A spirit is a supernatural being, often, but not exclusively, a non-physical entity; such as a ghost, fairy, or angel. In English Bibles, "the Spirit" , specifically denotes the Holy Spirit.
The concepts of spirit and soul often overlap, and both are believed to survive bodily death in some religions, and "spirit" can also have the sense of ghost, i.e. a manifestation of the spirit of a deceased person. Spirit is also often used to refer to the consciousness or personality.
Historically, it was also used to refer to a "subtle" as opposed to "gross" material substance, as in the famous last paragraph of Sir Isaac Newton's Principia Mathematica.
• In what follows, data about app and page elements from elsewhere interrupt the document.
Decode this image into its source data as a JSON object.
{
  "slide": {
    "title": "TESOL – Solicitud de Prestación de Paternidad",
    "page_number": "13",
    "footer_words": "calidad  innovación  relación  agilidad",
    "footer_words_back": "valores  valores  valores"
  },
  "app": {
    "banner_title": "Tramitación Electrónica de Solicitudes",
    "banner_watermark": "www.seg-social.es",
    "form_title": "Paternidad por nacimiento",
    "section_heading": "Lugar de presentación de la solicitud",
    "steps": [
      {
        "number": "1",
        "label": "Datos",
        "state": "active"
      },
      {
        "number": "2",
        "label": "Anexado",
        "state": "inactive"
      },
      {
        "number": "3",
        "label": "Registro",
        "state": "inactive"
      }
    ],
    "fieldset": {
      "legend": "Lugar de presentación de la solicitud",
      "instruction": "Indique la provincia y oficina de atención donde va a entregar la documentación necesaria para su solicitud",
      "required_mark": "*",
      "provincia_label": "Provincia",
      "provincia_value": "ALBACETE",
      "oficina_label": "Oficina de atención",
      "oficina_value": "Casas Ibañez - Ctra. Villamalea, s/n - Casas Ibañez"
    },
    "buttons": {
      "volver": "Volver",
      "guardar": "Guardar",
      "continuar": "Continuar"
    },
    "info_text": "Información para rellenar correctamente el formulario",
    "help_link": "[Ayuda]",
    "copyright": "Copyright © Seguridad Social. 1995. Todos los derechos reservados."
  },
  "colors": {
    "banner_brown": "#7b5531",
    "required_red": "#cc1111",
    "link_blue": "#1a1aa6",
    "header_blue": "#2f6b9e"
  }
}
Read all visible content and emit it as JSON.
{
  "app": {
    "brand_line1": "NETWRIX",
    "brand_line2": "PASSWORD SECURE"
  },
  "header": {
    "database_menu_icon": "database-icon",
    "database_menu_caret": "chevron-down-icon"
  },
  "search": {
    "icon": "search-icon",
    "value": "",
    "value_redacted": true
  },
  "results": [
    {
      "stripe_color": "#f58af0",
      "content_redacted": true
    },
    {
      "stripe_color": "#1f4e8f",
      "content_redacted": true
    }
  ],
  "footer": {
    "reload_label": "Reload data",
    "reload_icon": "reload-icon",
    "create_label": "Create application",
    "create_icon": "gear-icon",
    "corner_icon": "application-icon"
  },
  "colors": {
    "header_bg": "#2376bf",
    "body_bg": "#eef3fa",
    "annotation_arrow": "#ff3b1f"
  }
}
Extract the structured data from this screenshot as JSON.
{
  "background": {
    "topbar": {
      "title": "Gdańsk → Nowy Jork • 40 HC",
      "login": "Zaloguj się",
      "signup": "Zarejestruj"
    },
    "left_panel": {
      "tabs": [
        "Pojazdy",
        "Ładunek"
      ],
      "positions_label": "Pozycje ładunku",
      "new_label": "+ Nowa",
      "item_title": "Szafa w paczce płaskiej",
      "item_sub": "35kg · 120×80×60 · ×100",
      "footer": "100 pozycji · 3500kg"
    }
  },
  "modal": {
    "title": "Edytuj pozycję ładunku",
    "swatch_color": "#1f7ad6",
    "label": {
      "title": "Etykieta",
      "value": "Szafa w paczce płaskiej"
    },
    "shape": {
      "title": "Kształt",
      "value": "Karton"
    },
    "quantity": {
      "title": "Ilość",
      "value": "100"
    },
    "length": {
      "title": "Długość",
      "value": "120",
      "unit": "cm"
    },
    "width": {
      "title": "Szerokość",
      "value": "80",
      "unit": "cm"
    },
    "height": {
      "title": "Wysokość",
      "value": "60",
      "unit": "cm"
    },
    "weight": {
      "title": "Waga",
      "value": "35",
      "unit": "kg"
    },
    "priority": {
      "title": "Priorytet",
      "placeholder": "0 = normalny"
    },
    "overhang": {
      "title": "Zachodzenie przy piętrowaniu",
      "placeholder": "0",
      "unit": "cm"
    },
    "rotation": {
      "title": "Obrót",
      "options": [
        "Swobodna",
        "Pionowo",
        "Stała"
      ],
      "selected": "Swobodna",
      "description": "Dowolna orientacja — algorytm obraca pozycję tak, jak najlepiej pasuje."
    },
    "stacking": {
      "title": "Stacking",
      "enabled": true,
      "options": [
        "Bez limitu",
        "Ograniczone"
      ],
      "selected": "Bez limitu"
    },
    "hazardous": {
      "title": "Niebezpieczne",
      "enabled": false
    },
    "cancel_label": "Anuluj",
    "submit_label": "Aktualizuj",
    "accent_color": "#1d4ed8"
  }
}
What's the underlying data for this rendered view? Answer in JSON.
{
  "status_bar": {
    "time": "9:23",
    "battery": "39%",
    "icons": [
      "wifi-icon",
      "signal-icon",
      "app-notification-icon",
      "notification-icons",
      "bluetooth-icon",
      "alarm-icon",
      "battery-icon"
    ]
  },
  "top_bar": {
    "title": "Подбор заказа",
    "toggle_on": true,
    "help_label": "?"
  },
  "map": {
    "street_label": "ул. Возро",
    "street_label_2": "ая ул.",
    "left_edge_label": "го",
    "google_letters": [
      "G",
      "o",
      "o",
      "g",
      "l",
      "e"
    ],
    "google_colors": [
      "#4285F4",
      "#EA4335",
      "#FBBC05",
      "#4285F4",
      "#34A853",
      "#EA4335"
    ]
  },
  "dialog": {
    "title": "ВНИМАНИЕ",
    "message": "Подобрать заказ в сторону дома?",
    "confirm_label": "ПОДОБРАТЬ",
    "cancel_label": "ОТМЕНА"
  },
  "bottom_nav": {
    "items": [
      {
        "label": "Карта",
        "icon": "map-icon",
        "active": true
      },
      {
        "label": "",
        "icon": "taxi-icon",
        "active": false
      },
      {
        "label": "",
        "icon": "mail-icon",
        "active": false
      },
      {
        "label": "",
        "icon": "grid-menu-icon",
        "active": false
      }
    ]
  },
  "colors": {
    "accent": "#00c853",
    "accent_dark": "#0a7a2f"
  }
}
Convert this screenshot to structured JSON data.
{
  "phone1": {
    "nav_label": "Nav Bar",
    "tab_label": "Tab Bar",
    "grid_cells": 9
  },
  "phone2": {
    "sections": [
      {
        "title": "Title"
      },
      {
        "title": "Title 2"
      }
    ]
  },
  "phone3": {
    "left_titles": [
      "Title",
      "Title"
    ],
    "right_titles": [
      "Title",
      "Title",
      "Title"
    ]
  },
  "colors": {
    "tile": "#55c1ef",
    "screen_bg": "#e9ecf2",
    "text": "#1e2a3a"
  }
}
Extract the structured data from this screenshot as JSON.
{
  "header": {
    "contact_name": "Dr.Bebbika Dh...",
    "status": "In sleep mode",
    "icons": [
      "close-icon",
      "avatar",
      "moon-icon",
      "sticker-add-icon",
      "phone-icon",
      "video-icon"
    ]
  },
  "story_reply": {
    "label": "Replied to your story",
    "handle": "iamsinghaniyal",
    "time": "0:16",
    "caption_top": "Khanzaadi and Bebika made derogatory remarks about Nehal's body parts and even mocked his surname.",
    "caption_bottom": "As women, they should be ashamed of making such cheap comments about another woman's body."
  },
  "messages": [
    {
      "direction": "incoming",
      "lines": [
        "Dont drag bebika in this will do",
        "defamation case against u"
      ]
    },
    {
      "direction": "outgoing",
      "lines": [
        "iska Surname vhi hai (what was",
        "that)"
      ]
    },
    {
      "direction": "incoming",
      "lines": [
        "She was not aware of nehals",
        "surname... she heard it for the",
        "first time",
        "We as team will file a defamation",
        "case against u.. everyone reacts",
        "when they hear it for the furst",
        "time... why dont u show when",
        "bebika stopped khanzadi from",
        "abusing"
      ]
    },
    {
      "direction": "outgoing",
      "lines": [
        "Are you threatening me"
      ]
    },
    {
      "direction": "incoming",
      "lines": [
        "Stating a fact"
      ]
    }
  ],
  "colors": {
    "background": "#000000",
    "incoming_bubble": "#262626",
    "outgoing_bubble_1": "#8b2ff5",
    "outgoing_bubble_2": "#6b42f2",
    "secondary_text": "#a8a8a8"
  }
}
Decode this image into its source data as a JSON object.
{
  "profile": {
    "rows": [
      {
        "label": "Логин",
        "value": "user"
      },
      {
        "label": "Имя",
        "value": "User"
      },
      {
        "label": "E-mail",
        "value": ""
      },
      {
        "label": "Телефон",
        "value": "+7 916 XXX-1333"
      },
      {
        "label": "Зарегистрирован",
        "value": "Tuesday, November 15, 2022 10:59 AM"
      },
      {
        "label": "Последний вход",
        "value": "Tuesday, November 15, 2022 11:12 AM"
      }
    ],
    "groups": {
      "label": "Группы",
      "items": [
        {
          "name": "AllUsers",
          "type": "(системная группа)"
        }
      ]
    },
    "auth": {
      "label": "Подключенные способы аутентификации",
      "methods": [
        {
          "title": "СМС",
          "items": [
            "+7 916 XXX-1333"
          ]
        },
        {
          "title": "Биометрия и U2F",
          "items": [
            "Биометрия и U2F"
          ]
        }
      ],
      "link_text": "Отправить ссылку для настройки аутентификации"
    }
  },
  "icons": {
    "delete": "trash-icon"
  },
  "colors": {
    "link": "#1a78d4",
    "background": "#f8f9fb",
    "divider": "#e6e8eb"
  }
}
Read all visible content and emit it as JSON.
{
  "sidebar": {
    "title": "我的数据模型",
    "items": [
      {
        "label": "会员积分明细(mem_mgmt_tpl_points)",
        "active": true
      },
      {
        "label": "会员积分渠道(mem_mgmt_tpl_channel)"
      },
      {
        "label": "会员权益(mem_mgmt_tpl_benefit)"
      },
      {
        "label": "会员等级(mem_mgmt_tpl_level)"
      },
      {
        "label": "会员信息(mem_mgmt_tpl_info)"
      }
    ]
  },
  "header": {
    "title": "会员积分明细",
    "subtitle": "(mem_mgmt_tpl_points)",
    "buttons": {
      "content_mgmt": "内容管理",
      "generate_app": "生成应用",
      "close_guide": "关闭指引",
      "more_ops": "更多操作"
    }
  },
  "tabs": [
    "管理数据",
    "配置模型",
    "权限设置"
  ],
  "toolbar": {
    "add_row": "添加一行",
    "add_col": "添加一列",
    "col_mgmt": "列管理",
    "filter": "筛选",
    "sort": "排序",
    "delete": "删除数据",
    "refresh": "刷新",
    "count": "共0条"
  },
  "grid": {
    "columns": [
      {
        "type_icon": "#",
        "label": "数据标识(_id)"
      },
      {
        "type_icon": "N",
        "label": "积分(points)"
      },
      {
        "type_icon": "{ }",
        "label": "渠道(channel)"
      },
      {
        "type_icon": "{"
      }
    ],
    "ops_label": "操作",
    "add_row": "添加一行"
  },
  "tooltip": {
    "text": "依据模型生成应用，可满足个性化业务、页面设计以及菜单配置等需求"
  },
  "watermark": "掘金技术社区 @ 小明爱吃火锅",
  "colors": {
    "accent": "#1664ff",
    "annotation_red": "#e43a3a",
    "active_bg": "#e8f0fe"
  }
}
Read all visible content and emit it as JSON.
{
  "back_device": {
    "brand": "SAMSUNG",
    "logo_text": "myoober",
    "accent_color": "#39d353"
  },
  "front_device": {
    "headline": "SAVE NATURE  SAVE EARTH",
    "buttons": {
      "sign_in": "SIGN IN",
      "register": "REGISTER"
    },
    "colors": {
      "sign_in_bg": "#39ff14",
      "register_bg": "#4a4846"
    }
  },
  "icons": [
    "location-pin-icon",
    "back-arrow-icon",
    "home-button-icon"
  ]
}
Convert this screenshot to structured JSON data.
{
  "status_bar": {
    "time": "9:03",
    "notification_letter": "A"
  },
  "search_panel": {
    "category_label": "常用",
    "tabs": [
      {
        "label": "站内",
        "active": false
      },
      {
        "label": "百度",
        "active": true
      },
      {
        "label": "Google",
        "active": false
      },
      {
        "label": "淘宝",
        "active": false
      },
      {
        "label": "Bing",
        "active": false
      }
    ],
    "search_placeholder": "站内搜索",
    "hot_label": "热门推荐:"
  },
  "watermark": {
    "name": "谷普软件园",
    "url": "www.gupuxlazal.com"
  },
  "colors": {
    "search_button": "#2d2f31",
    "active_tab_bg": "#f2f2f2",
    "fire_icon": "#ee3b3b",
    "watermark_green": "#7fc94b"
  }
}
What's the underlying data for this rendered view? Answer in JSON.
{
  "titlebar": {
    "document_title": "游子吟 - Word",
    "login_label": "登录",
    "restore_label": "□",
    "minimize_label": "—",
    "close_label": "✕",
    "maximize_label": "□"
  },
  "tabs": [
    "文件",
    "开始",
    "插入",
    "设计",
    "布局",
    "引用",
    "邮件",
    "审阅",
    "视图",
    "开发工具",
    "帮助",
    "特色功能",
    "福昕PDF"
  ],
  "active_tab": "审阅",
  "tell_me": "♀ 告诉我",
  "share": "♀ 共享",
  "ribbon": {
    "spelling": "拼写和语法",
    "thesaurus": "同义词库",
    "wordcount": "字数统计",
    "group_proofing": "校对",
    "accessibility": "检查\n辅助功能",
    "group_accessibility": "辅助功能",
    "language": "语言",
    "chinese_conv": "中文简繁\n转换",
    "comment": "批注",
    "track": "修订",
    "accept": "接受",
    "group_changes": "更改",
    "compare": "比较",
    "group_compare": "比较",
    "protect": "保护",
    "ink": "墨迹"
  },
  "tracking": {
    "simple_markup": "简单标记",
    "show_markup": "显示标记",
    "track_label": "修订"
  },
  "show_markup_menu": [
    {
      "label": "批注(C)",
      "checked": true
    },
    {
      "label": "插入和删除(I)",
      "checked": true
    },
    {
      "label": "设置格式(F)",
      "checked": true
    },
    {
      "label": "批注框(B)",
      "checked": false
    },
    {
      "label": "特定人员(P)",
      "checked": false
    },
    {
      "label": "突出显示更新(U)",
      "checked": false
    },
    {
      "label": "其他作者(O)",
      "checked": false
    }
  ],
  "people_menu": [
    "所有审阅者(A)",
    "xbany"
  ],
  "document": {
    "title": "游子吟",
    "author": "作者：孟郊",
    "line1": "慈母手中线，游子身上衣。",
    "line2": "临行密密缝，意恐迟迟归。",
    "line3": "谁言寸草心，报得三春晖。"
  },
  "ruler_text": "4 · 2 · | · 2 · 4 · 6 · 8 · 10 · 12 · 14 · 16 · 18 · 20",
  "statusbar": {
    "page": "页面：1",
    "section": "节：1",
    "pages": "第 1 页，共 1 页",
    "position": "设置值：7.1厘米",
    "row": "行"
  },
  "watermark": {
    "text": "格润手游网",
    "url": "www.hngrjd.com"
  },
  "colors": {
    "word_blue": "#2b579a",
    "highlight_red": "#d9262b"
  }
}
The English word "spirit" comes from the Latin spiritus, but also "spirit, soul, courage, vigor", ultimately from a Proto-Indo-European *peis. It is distinguished from Latin anima, "soul". In Greek, this distinction exists between pneuma , "breath, motile air, spirit," and psykhē , "soul".
The word "spirit" came into Middle English via Old French. The distinction between soul and spirit also developed in the Abrahamic religions: Arabic nafs opposite rūḥ ; Hebrew neshama or nephesh נֶ֫פֶשׁ nép̄eš opposite ruach. and רוּחַ , as well as cognate words in various Semitic languages, including Arabic, also preserve meanings involving misc. air phenomena: "breath", "wind", and even "odour").
"Spirit" has acquired a number of meanings:
The connection between spirit and life is one of those problems involving factors of such complexity that we have to be on our guard lest we ourselves get caught in the net of words in which we seek to ensnare these great enigmas. For how can we bring into the orbit of our thought those limitless complexities of life which we call "Spirit" or "Life" unless we clothe them in verbal concepts, themselves mere counters of the intellect? The mistrust of verbal concepts, inconvenient as it is, nevertheless seems to me to be very much in place in speaking of fundamentals. "Spirit" and "Life" are familiar enough words to us, very old acquaintances in fact, pawns that for thousands of years have been pushed back and forth on the thinker's chessboard. The problem must have begun in the grey dawn of time, when someone made the bewildering discovery that the living breath which left the body of the dying man in the last death-rattle meant more than just air in motion. It can scarcely be an accident onomatopoeic words like ruach , ruch , roho mean ‘spirit’ no less clearly than πνεύμα and spiritus.